Hastings Museum & Art Gallery receives funding from The Royal Society for community project
Hastings Museum & Art Gallery has been awarded £3,500 through The Royal Society's Places of science scheme to develop the community project 'The Dinosaur on Your Doorstep'.
The funding will be used to engage with residents in Hollington through exciting events and activities inspired by the museum's collections and Hastings' dinosaur heritage.
The museum was one of only 36 museums to be awarded funding through the Places of science scheme, a scheme that aims to celebrate projects that evoke curiosity, interest, and enthusiasm by exploring science in a creative way.
Jonathan Ashmore, Chair of the Places of science panel, and Professor of Biophysics at University College London, said:
"The projects funded use a diverse range of creative activities and content to inspire their local communities.
"From using embroidery to teach us about the Quaker scientist John Dalton's work on meteorology, foraging walks to understand how the wool trade shaped the rich cultural history of Dartmoor, and using recycled tiles and crockery to celebrate a community's local palaeontology heritage, these museums all welcome and embrace their science stories, past and present.
"Many of this year's awardees are also actively trying to make sure that their projects are accessible to everyone in their local communities.

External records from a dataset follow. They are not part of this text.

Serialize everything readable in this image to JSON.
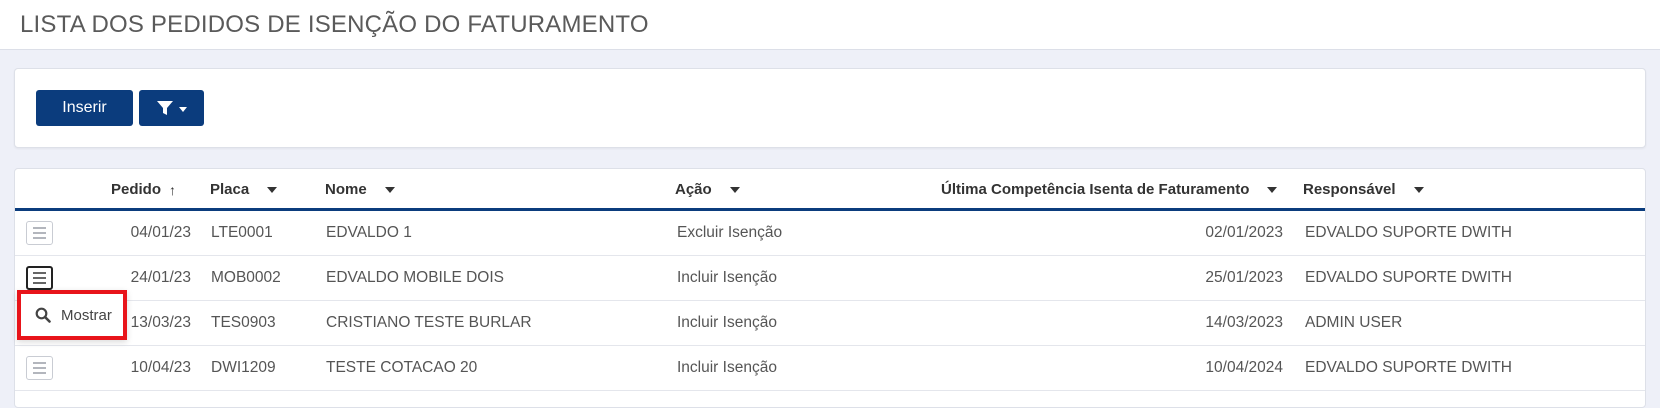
{
  "page": {
    "title": "LISTA DOS PEDIDOS DE ISENÇÃO DO FATURAMENTO"
  },
  "toolbar": {
    "insert_label": "Inserir",
    "filter_icon": "filter-icon"
  },
  "table": {
    "columns": [
      "Pedido",
      "Placa",
      "Nome",
      "Ação",
      "Última Competência Isenta de Faturamento",
      "Responsável"
    ],
    "sort_indicator": "↑",
    "rows": [
      {
        "pedido": "04/01/23",
        "placa": "LTE0001",
        "nome": "EDVALDO 1",
        "acao": "Excluir Isenção",
        "competencia": "02/01/2023",
        "responsavel": "EDVALDO SUPORTE DWITH"
      },
      {
        "pedido": "24/01/23",
        "placa": "MOB0002",
        "nome": "EDVALDO MOBILE DOIS",
        "acao": "Incluir Isenção",
        "competencia": "25/01/2023",
        "responsavel": "EDVALDO SUPORTE DWITH"
      },
      {
        "pedido": "13/03/23",
        "placa": "TES0903",
        "nome": "CRISTIANO TESTE BURLAR",
        "acao": "Incluir Isenção",
        "competencia": "14/03/2023",
        "responsavel": "ADMIN USER"
      },
      {
        "pedido": "10/04/23",
        "placa": "DWI1209",
        "nome": "TESTE COTACAO 20",
        "acao": "Incluir Isenção",
        "competencia": "10/04/2024",
        "responsavel": "EDVALDO SUPORTE DWITH"
      }
    ]
  },
  "row_menu": {
    "show_label": "Mostrar",
    "show_icon": "search-icon"
  },
  "colors": {
    "primary": "#0b3c7d",
    "highlight": "#e8141a"
  }
}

If your local museum has been given a Places of science award, I would like to encourage you to look out for the displays, festivals, and exhibitions, that celebrate the science on your doorstep and that will inspire local generations to come."
Damian Etheraads, Museum & Cultural Development Manager, added:

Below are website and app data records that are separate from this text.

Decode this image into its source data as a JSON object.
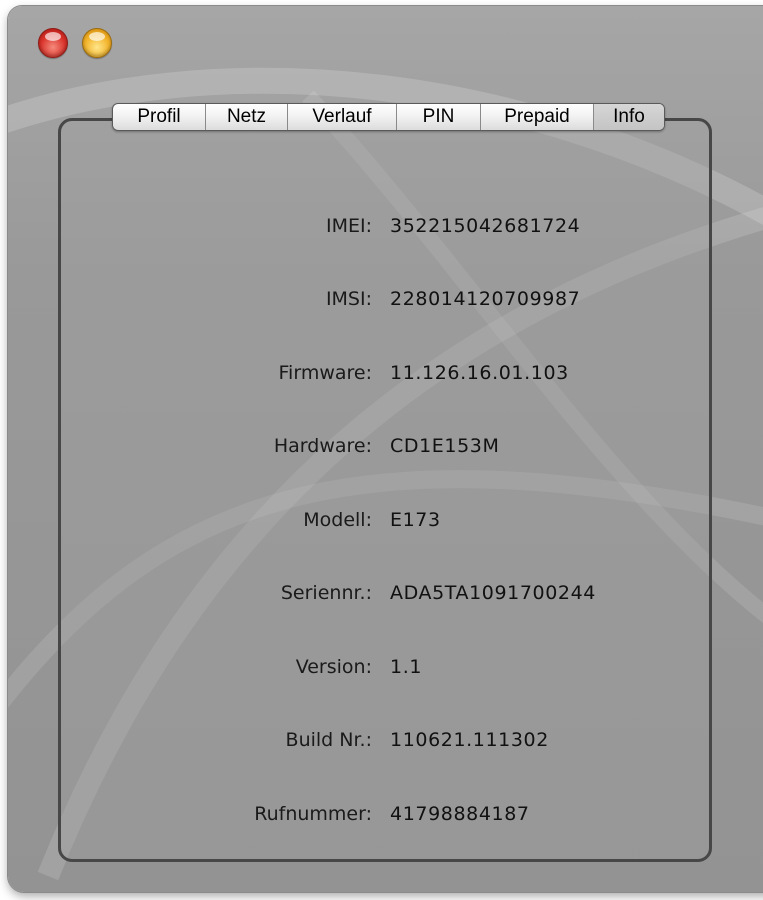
{
  "window": {
    "controls": [
      {
        "name": "close",
        "icon": "close-icon",
        "color": "#d9322a"
      },
      {
        "name": "minimize",
        "icon": "minimize-icon",
        "color": "#f2b228"
      }
    ]
  },
  "tabs": [
    {
      "label": "Profil",
      "active": false
    },
    {
      "label": "Netz",
      "active": false
    },
    {
      "label": "Verlauf",
      "active": false
    },
    {
      "label": "PIN",
      "active": false
    },
    {
      "label": "Prepaid",
      "active": false
    },
    {
      "label": "Info",
      "active": true
    }
  ],
  "info": {
    "imei": {
      "label": "IMEI:",
      "value": "352215042681724"
    },
    "imsi": {
      "label": "IMSI:",
      "value": "228014120709987"
    },
    "firmware": {
      "label": "Firmware:",
      "value": "11.126.16.01.103"
    },
    "hardware": {
      "label": "Hardware:",
      "value": "CD1E153M"
    },
    "modell": {
      "label": "Modell:",
      "value": "E173"
    },
    "seriennr": {
      "label": "Seriennr.:",
      "value": "ADA5TA1091700244"
    },
    "version": {
      "label": "Version:",
      "value": "1.1"
    },
    "build": {
      "label": "Build Nr.:",
      "value": "110621.111302"
    },
    "rufnummer": {
      "label": "Rufnummer:",
      "value": "41798884187"
    }
  }
}
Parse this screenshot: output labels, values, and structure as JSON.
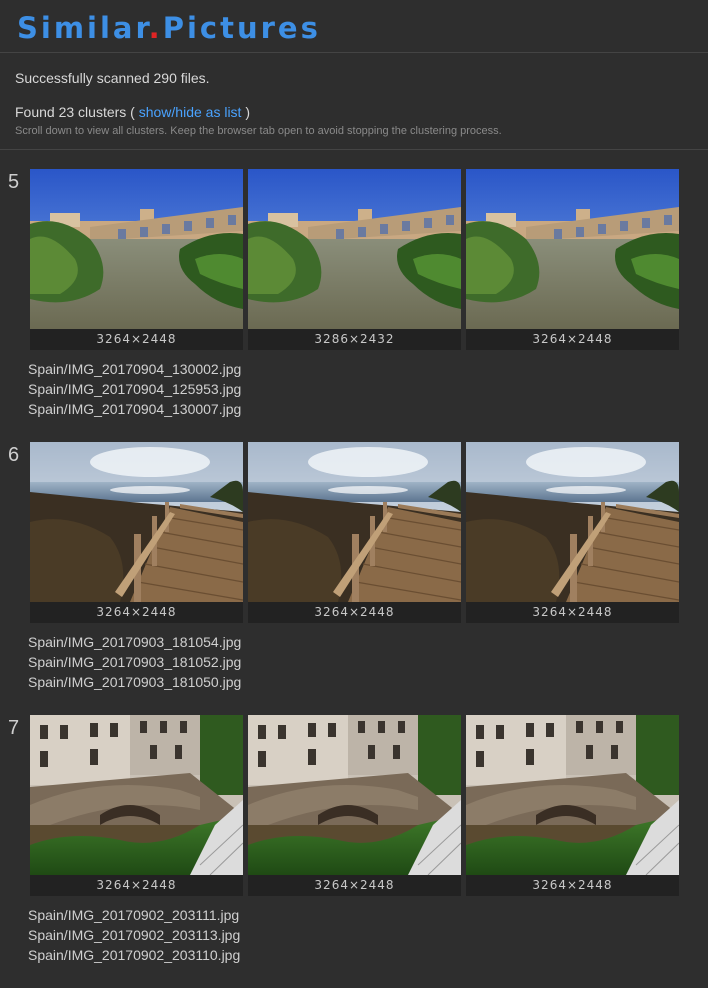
{
  "brand": {
    "part1": "Similar",
    "dot": ".",
    "part2": "Pictures"
  },
  "summary": {
    "scanned": "Successfully scanned 290 files.",
    "found_prefix": "Found 23 clusters (",
    "toggle_link": "show/hide as list",
    "found_suffix": ")",
    "hint": "Scroll down to view all clusters. Keep the browser tab open to avoid stopping the clustering process."
  },
  "clusters": [
    {
      "number": "5",
      "images": [
        {
          "dims": "3264×2448",
          "scene": "river-bridge"
        },
        {
          "dims": "3286×2432",
          "scene": "river-bridge"
        },
        {
          "dims": "3264×2448",
          "scene": "river-bridge"
        }
      ],
      "files": [
        "Spain/IMG_20170904_130002.jpg",
        "Spain/IMG_20170904_125953.jpg",
        "Spain/IMG_20170904_130007.jpg"
      ]
    },
    {
      "number": "6",
      "images": [
        {
          "dims": "3264×2448",
          "scene": "boardwalk-sea"
        },
        {
          "dims": "3264×2448",
          "scene": "boardwalk-sea"
        },
        {
          "dims": "3264×2448",
          "scene": "boardwalk-sea"
        }
      ],
      "files": [
        "Spain/IMG_20170903_181054.jpg",
        "Spain/IMG_20170903_181052.jpg",
        "Spain/IMG_20170903_181050.jpg"
      ]
    },
    {
      "number": "7",
      "images": [
        {
          "dims": "3264×2448",
          "scene": "stone-bridge-town"
        },
        {
          "dims": "3264×2448",
          "scene": "stone-bridge-town"
        },
        {
          "dims": "3264×2448",
          "scene": "stone-bridge-town"
        }
      ],
      "files": [
        "Spain/IMG_20170902_203111.jpg",
        "Spain/IMG_20170902_203113.jpg",
        "Spain/IMG_20170902_203110.jpg"
      ]
    }
  ]
}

"We are really pleased to have been awarded Places of science funding to help support this project. Our thanks go to the Royal Society and to the social housing provider Optivo and charity Fresh Visions who are supporting this project.

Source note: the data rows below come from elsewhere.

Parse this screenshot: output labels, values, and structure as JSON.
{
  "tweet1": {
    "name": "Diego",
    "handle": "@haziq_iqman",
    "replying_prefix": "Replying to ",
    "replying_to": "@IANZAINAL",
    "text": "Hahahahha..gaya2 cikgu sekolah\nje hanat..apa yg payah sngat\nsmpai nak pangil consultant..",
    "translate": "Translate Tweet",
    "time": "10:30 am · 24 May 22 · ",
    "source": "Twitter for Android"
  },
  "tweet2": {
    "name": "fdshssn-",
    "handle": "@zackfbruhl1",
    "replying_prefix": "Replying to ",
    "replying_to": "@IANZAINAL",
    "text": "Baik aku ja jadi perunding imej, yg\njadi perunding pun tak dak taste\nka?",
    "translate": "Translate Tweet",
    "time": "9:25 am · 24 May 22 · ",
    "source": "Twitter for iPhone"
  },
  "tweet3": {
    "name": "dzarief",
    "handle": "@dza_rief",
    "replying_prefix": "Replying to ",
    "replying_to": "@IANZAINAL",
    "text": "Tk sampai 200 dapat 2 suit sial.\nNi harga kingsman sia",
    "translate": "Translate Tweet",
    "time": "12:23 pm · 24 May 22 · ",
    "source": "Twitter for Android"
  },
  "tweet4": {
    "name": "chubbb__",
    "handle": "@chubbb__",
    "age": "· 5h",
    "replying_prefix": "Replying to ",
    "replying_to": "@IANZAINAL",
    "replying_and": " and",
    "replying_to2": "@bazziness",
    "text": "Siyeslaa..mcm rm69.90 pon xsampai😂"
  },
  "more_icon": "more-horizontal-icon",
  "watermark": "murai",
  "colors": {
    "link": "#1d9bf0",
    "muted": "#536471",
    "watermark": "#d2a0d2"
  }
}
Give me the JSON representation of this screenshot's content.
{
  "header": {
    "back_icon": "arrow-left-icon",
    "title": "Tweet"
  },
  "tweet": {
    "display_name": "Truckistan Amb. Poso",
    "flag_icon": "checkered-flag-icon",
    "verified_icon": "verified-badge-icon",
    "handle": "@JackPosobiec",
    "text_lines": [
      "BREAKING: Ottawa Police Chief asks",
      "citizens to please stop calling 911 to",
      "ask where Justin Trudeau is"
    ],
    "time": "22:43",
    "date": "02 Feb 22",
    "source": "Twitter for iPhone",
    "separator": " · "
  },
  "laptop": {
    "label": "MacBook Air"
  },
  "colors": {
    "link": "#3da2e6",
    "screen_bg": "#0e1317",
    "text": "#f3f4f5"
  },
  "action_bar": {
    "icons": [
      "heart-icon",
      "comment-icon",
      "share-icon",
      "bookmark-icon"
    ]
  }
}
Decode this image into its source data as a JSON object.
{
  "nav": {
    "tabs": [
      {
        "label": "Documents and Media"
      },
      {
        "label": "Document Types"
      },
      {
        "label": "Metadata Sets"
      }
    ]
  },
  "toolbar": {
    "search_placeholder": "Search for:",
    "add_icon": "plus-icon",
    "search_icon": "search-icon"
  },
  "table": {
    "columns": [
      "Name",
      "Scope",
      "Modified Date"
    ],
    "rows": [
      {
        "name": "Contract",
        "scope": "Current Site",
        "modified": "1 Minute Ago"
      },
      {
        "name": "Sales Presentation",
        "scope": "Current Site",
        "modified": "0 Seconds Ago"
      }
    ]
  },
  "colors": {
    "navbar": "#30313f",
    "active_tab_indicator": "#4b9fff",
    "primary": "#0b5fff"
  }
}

"Hastings has an important place in the history of dinosaur studies, with local fossils having influenced early dinosaur studies. We hope that people will enjoy getting involved with the project and learning about The Dinosaur on Your Doorstep."